The United States has halted a secretive military intelligence cooperation program with Turkey that for years helped Ankara target Kurdistan Workers’ Party (PKK) militants, four US officials told Reuters.
The US decision to indefinitely suspend the program, which has not been previously reported, was made in response to Turkey’s cross-border military incursion into Syria in October, the US officials said, revealing the extent of the damage to ties between the NATO allies from the incident.
The US officials, who requested anonymity due to the sensitivity of the matter, said the United States late last year stopped flying the intelligence collection missions that targeted the PKK, which both the United States and Turkey classify as terrorists.
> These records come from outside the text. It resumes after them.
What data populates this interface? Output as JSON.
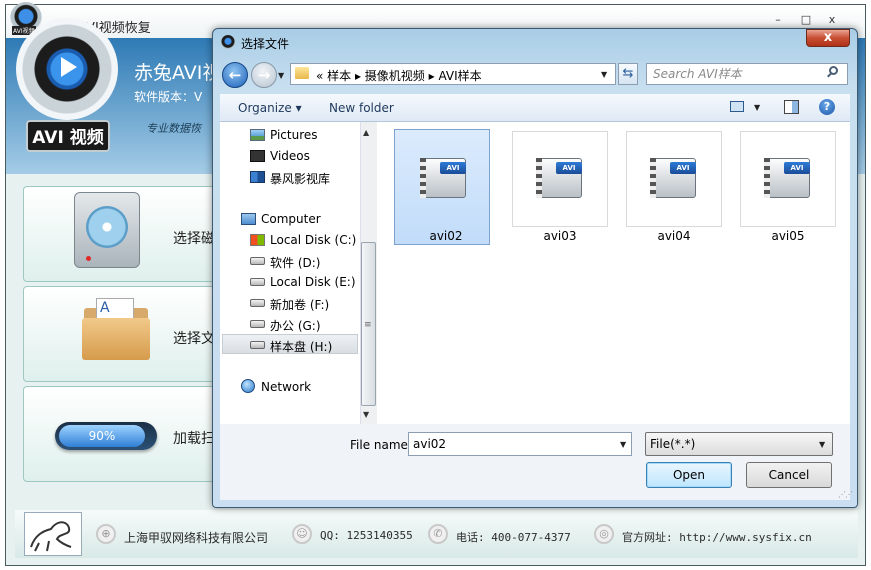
{
  "app": {
    "title": "赤兔AVI视频恢复",
    "logo_small_text": "AVI视频",
    "window_min": "–",
    "window_max": "□",
    "window_close": "x",
    "logo_badge": "AVI 视频",
    "brand": "赤兔AVI视",
    "version_label": "软件版本：V",
    "slogan": "专业数据恢",
    "menu": [
      {
        "label": "选择磁",
        "icon": "hard-disk-icon"
      },
      {
        "label": "选择文",
        "icon": "folder-document-icon"
      },
      {
        "label": "加载扫",
        "icon": "progress-capsule-icon",
        "progress_text": "90%",
        "progress_value": 0.9
      }
    ],
    "footer": {
      "company": "上海甲驭网络科技有限公司",
      "qq": "QQ: 1253140355",
      "phone": "电话: 400-077-4377",
      "website": "官方网址: http://www.sysfix.cn"
    }
  },
  "dialog": {
    "title": "选择文件",
    "close_glyph": "x",
    "nav_back_glyph": "←",
    "nav_forward_glyph": "→",
    "address_path": "«  样本  ▸  摄像机视频  ▸  AVI样本",
    "refresh_glyph": "⇆",
    "search_placeholder": "Search AVI样本",
    "toolbar": {
      "organize": "Organize ▾",
      "new_folder": "New folder",
      "help_glyph": "?"
    },
    "nav_items": [
      {
        "label": "Pictures",
        "icon": "pictures-icon"
      },
      {
        "label": "Videos",
        "icon": "videos-icon"
      },
      {
        "label": "暴风影视库",
        "icon": "library-icon"
      },
      {
        "label": "Computer",
        "icon": "computer-icon"
      },
      {
        "label": "Local Disk (C:)",
        "icon": "windows-drive-icon"
      },
      {
        "label": "软件 (D:)",
        "icon": "drive-icon"
      },
      {
        "label": "Local Disk (E:)",
        "icon": "drive-icon"
      },
      {
        "label": "新加卷 (F:)",
        "icon": "drive-icon"
      },
      {
        "label": "办公 (G:)",
        "icon": "drive-icon"
      },
      {
        "label": "样本盘 (H:)",
        "icon": "drive-icon",
        "selected": true
      },
      {
        "label": "Network",
        "icon": "network-icon"
      }
    ],
    "files": [
      {
        "name": "avi02",
        "badge": "AVI",
        "selected": true
      },
      {
        "name": "avi03",
        "badge": "AVI"
      },
      {
        "name": "avi04",
        "badge": "AVI"
      },
      {
        "name": "avi05",
        "badge": "AVI"
      }
    ],
    "file_name_label": "File name:",
    "file_name_value": "avi02",
    "file_type_value": "File(*.*)",
    "open_label": "Open",
    "cancel_label": "Cancel"
  }
}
The US military had carried out the missions using unarmed drone aircraft, which one official said were flown out of Turkey’s İncirlik Airbase, where the US military has a significant presence.
The US drone flights that took place within the program, in effect since 2007, often zeroed in on mountainous territory in northern Iraq near the Turkish border, another official said.
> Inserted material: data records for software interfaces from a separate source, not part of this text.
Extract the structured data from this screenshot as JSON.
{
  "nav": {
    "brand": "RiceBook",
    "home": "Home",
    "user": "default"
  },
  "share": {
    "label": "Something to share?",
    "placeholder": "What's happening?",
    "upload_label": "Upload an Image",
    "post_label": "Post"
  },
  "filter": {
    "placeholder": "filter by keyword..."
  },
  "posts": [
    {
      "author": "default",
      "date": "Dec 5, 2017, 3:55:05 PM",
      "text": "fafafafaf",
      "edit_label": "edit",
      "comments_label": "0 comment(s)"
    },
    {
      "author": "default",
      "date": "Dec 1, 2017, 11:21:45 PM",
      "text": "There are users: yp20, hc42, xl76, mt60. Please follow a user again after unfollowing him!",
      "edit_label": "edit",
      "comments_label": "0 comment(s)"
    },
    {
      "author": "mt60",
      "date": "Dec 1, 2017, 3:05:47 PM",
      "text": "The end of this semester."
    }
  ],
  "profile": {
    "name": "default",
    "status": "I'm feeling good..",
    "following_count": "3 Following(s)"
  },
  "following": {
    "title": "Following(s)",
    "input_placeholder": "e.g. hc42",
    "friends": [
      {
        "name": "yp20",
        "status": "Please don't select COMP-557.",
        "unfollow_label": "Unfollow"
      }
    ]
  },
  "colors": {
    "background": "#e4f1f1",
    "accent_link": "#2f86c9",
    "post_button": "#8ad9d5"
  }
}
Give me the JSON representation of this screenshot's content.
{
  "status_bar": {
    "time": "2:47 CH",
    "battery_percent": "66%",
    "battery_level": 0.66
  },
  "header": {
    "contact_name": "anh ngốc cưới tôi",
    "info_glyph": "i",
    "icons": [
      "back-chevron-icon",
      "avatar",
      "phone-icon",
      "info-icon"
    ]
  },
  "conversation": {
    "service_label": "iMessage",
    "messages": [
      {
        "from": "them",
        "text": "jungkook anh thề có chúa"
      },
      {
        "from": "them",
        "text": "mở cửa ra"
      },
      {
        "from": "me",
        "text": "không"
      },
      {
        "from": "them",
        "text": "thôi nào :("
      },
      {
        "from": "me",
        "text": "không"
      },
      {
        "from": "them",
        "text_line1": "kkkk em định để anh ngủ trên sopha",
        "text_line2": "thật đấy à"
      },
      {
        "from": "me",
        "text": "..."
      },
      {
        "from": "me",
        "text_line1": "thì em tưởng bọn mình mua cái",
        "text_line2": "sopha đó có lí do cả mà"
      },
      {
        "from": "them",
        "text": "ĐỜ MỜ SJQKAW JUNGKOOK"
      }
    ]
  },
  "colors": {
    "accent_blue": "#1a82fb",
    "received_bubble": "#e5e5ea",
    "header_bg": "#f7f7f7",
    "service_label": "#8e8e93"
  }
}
“This makes the anti-PKK campaign more difficult and more costly for Turkey,” one of the four US officials said.
The PKK took up arms against the Turkish state in 1984, waging an insurgency for autonomy in Turkey’s largely Kurdish Southeast. Since then, more than 40,000 people have been killed in the conflict.